PureVPN is also currently advertising what it calls a ‘
secret deal‘. If you’re willing to commit to a five-year plan, the price drops to an impressive $1.50 (approx. £1.13) per month. That makes it one of the most affordable paid VPNs you can buy.
PayPal and all the usual credit/debit card providers are supported, while you can also pay using cryptocurrency. Bitcoin, Litecoin and Ethereum can all be used, but payments here are non-refundable.
PureVPN is an affordable VPN that offers everything most people are looking for – provided you’re not using an Apple device. The Mac and iOS apps miss out WireGuard protocol and split tunneling, features you will find on Windows and Android.
Using IPSec or IKEv2 protocols means speeds suffer slightly as a result, and it often took over 10 seconds to connect to some servers. Missing out on app-by-app controls is a big blow though, especially when the kill switch can’t be customised either.
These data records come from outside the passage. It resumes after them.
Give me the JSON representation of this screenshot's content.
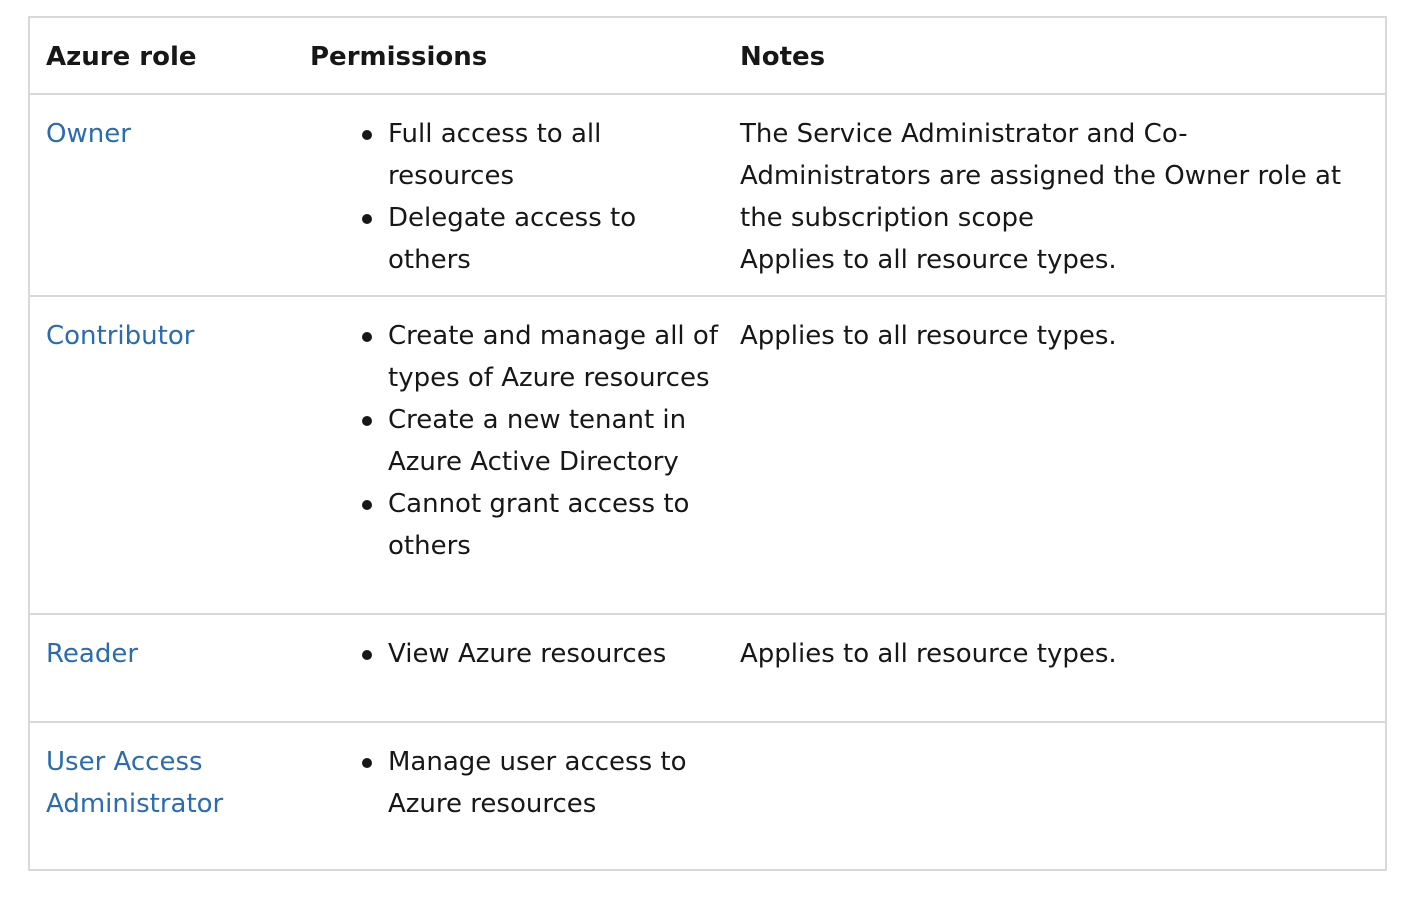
{
  "table": {
    "headers": {
      "role": "Azure role",
      "permissions": "Permissions",
      "notes": "Notes"
    },
    "rows": [
      {
        "role": "Owner",
        "permissions": [
          "Full access to all resources",
          "Delegate access to others"
        ],
        "notes": [
          "The Service Administrator and Co-Administrators are assigned the Owner role at the subscription scope",
          "Applies to all resource types."
        ]
      },
      {
        "role": "Contributor",
        "permissions": [
          "Create and manage all of types of Azure resources",
          "Create a new tenant in Azure Active Directory",
          "Cannot grant access to others"
        ],
        "notes": [
          "Applies to all resource types."
        ]
      },
      {
        "role": "Reader",
        "permissions": [
          "View Azure resources"
        ],
        "notes": [
          "Applies to all resource types."
        ]
      },
      {
        "role": "User Access Administrator",
        "permissions": [
          "Manage user access to Azure resources"
        ],
        "notes": []
      }
    ]
  },
  "colors": {
    "link": "#2b6cb0",
    "text": "#171717",
    "border": "#d9d9d9"
  }
}
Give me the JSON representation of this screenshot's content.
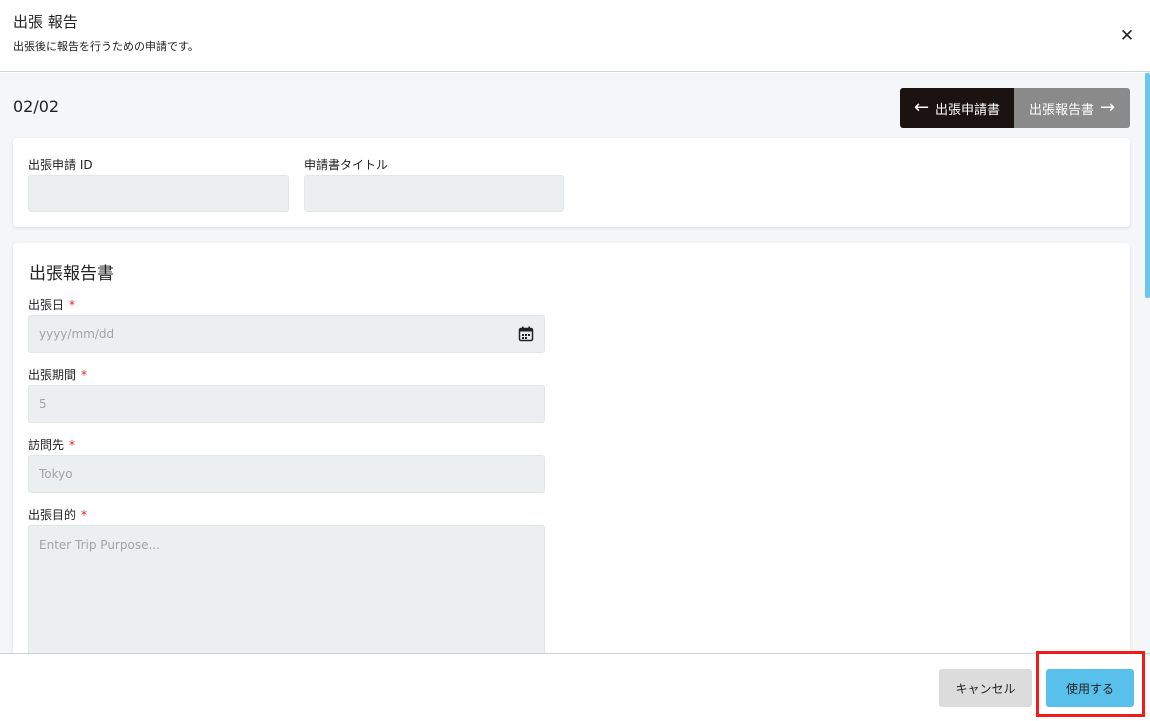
{
  "modal": {
    "title": "出張 報告",
    "subtitle": "出張後に報告を行うための申請です。",
    "close_icon": "close-icon"
  },
  "navigation": {
    "page_counter": "02/02",
    "prev_label": "出張申請書",
    "next_label": "出張報告書",
    "prev_arrow": "←",
    "next_arrow": "→"
  },
  "ids_card": {
    "application_id_label": "出張申請 ID",
    "application_id_value": "",
    "title_label": "申請書タイトル",
    "title_value": ""
  },
  "report": {
    "section_title": "出張報告書",
    "required_mark": "*",
    "trip_date": {
      "label": "出張日",
      "placeholder": "yyyy/mm/dd"
    },
    "trip_period": {
      "label": "出張期間",
      "value": "5"
    },
    "destination": {
      "label": "訪問先",
      "value": "Tokyo"
    },
    "purpose": {
      "label": "出張目的",
      "placeholder": "Enter Trip Purpose..."
    }
  },
  "footer": {
    "cancel_label": "キャンセル",
    "use_label": "使用する"
  },
  "colors": {
    "accent": "#59c0ec",
    "nav_active": "#1b1212",
    "nav_inactive": "#8a8a8a",
    "required": "#e0242b",
    "highlight": "#f21a1a"
  }
}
It’s a real shame, as PureVPN ticks plenty of boxes in other key areas. The app is easy to use and offers some useful controls, while there’s an excellent range of support available. Its security credentials are among the best I’ve seen, especially with the recently introduced Always-on audit. You can also unblock the likes of BBC iPlayer and ITV Hub just fine, something other services have struggled with.
But for Mac users, it’s hard to recommend an app that’s missing some key functionality. PureVPN has clearly prioritised the Windows platform, with plenty of
other VPNs offering a more complete service for the Mac.